(Excerpts from an interface dataset)

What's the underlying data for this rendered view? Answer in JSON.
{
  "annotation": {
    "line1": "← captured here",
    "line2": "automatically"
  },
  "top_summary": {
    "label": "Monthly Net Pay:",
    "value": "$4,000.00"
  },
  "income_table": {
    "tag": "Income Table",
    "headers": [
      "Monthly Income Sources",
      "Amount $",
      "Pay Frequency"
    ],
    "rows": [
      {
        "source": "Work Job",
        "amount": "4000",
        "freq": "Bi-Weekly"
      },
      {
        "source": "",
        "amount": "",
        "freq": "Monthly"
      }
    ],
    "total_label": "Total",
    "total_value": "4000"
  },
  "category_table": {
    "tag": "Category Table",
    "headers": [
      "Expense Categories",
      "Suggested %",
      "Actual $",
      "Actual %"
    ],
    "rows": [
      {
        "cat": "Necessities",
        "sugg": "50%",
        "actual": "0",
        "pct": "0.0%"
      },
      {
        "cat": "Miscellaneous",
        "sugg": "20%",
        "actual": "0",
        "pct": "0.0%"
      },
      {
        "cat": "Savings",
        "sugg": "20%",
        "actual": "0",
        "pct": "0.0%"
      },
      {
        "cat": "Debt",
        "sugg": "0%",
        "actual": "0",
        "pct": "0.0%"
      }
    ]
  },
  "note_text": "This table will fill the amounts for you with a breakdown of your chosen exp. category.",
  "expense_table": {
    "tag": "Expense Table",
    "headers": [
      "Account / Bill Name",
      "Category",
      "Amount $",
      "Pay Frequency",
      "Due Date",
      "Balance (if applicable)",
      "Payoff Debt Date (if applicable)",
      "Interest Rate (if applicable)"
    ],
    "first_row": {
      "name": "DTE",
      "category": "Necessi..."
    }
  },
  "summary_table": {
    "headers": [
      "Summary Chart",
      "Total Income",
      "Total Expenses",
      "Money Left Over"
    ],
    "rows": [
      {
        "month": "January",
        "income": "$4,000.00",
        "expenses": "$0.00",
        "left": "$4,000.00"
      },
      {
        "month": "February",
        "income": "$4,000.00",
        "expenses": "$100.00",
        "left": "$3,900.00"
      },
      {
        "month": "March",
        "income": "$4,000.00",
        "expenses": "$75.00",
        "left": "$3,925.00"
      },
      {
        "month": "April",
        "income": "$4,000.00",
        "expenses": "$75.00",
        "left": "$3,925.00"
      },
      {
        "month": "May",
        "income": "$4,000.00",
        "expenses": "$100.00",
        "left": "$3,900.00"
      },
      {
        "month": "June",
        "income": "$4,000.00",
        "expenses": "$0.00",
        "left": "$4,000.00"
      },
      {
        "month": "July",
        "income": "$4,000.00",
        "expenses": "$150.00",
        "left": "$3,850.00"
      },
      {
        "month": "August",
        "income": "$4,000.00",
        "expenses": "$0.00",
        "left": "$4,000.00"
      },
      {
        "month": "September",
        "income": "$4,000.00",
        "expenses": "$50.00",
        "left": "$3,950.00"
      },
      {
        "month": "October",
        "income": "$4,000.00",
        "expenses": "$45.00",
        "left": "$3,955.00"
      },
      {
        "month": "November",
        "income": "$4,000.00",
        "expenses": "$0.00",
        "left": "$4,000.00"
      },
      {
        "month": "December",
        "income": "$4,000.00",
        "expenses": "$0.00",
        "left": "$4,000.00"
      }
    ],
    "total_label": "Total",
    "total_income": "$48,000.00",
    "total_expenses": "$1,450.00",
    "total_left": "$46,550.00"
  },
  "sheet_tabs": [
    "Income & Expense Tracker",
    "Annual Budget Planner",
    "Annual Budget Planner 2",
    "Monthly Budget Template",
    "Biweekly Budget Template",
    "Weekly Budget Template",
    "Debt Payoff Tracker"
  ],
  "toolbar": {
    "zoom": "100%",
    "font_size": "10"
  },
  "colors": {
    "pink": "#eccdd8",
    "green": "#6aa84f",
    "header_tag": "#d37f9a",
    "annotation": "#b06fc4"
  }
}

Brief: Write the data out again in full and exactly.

The completed task:
What's the underlying data for this rendered view? Answer in JSON.
{
  "annotation": {
    "line1": "← captured here",
    "line2": "automatically"
  },
  "top_summary": {
    "label": "Monthly Net Pay:",
    "value": "$4,000.00"
  },
  "income_table": {
    "tag": "Income Table",
    "headers": [
      "Monthly Income Sources",
      "Amount $",
      "Pay Frequency"
    ],
    "rows": [
      {
        "source": "Work Job",
        "amount": "4000",
        "freq": "Bi-Weekly"
      },
      {
        "source": "",
        "amount": "",
        "freq": "Monthly"
      }
    ],
    "total_label": "Total",
    "total_value": "4000"
  },
  "category_table": {
    "tag": "Category Table",
    "headers": [
      "Expense Categories",
      "Suggested %",
      "Actual $",
      "Actual %"
    ],
    "rows": [
      {
        "cat": "Necessities",
        "sugg": "50%",
        "actual": "0",
        "pct": "0.0%"
      },
      {
        "cat": "Miscellaneous",
        "sugg": "20%",
        "actual": "0",
        "pct": "0.0%"
      },
      {
        "cat": "Savings",
        "sugg": "20%",
        "actual": "0",
        "pct": "0.0%"
      },
      {
        "cat": "Debt",
        "sugg": "0%",
        "actual": "0",
        "pct": "0.0%"
      }
    ]
  },
  "note_text": "This table will fill the amounts for you with a breakdown of your chosen exp. category.",
  "expense_table": {
    "tag": "Expense Table",
    "headers": [
      "Account / Bill Name",
      "Category",
      "Amount $",
      "Pay Frequency",
      "Due Date",
      "Balance (if applicable)",
      "Payoff Debt Date (if applicable)",
      "Interest Rate (if applicable)"
    ],
    "first_row": {
      "name": "DTE",
      "category": "Necessi..."
    }
  },
  "summary_table": {
    "headers": [
      "Summary Chart",
      "Total Income",
      "Total Expenses",
      "Money Left Over"
    ],
    "rows": [
      {
        "month": "January",
        "income": "$4,000.00",
        "expenses": "$0.00",
        "left": "$4,000.00"
      },
      {
        "month": "February",
        "income": "$4,000.00",
        "expenses": "$100.00",
        "left": "$3,900.00"
      },
      {
        "month": "March",
        "income": "$4,000.00",
        "expenses": "$75.00",
        "left": "$3,925.00"
      },
      {
        "month": "April",
        "income": "$4,000.00",
        "expenses": "$75.00",
        "left": "$3,925.00"
      },
      {
        "month": "May",
        "income": "$4,000.00",
        "expenses": "$100.00",
        "left": "$3,900.00"
      },
      {
        "month": "June",
        "income": "$4,000.00",
        "expenses": "$0.00",
        "left": "$4,000.00"
      },
      {
        "month": "July",
        "income": "$4,000.00",
        "expenses": "$150.00",
        "left": "$3,850.00"
      },
      {
        "month": "August",
        "income": "$4,000.00",
        "expenses": "$0.00",
        "left": "$4,000.00"
      },
      {
        "month": "September",
        "income": "$4,000.00",
        "expenses": "$50.00",
        "left": "$3,950.00"
      },
      {
        "month": "October",
        "income": "$4,000.00",
        "expenses": "$45.00",
        "left": "$3,955.00"
      },
      {
        "month": "November",
        "income": "$4,000.00",
        "expenses": "$0.00",
        "left": "$4,000.00"
      },
      {
        "month": "December",
        "income": "$4,000.00",
        "expenses": "$0.00",
        "left": "$4,000.00"
      }
    ],
    "total_label": "Total",
    "total_income": "$48,000.00",
    "total_expenses": "$1,450.00",
    "total_left": "$46,550.00"
  },
  "sheet_tabs": [
    "Income & Expense Tracker",
    "Annual Budget Planner",
    "Annual Budget Planner 2",
    "Monthly Budget Template",
    "Biweekly Budget Template",
    "Weekly Budget Template",
    "Debt Payoff Tracker"
  ],
  "toolbar": {
    "zoom": "100%",
    "font_size": "10"
  },
  "colors": {
    "pink": "#eccdd8",
    "green": "#6aa84f",
    "header_tag": "#d37f9a",
    "annotation": "#b06fc4"
  }
}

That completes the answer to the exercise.